- **What to produce**: Find each line below containing the word "title" and copy it.

[Saved data entries]
*** Block opens ***

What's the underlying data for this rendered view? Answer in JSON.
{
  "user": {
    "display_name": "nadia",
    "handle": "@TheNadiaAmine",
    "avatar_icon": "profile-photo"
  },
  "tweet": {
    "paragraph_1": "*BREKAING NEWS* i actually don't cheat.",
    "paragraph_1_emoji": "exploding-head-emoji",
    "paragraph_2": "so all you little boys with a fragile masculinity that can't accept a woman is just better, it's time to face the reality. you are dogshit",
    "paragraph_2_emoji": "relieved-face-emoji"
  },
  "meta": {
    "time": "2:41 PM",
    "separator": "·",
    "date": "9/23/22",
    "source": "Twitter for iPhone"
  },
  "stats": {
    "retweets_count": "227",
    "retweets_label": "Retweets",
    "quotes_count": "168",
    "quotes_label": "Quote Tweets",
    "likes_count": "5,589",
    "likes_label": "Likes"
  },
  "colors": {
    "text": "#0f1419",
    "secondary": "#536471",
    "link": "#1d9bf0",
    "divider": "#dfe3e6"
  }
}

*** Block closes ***
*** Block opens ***

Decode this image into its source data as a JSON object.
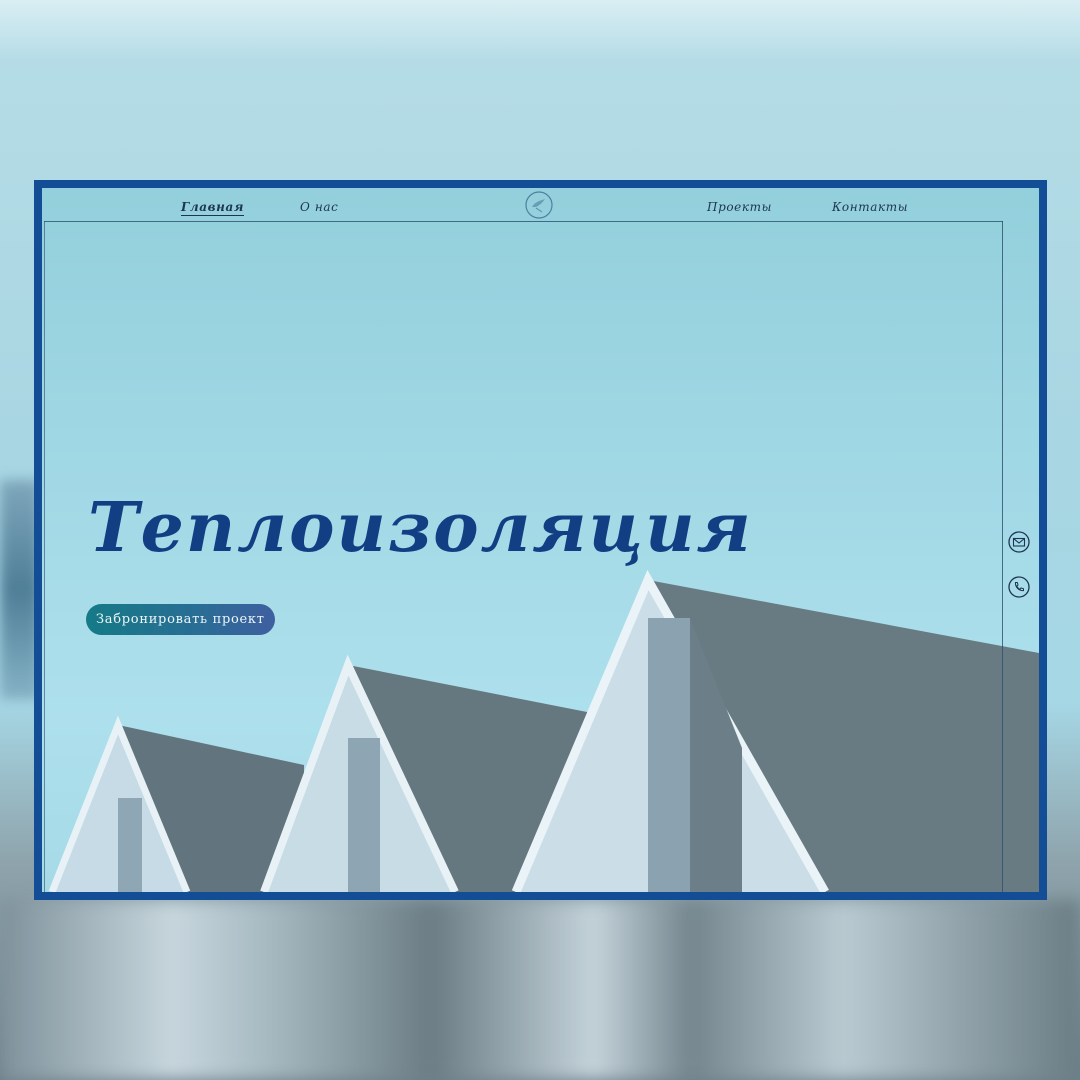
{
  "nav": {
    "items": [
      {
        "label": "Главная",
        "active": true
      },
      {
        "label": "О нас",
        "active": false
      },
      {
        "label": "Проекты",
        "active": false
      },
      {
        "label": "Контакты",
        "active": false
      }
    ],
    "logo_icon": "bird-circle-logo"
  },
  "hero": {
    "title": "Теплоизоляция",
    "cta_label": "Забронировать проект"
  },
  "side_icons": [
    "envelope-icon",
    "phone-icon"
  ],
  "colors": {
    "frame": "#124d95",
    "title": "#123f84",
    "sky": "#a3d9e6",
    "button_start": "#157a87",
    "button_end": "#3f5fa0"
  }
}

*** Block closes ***
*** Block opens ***

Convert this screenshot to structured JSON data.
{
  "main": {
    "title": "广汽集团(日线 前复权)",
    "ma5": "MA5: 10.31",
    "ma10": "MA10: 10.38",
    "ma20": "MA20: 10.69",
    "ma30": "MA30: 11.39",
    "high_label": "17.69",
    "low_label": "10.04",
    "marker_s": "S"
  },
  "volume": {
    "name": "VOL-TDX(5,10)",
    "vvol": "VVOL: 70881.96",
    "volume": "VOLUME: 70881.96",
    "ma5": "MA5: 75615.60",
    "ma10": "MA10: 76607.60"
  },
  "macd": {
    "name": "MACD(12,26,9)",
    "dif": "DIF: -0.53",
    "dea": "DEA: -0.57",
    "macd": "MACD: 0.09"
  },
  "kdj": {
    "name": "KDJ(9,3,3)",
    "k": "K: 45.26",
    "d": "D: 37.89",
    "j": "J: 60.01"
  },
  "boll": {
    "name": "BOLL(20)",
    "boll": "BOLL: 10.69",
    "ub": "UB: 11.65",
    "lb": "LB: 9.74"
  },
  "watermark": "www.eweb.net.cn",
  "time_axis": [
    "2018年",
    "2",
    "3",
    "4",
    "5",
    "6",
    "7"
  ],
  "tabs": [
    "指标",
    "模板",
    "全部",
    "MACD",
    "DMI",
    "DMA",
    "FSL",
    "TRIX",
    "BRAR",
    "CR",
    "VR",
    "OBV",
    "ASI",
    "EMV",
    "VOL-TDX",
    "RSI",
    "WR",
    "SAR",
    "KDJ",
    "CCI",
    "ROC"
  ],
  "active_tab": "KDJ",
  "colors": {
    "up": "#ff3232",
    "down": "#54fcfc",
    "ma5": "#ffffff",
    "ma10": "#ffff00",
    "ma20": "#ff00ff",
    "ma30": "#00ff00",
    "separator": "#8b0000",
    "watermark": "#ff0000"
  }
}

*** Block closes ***

- **Expected output**:
    "title": "Теплоизоляция",
    "title": "#123f84",
    "title": "广汽集团(日线 前复权)",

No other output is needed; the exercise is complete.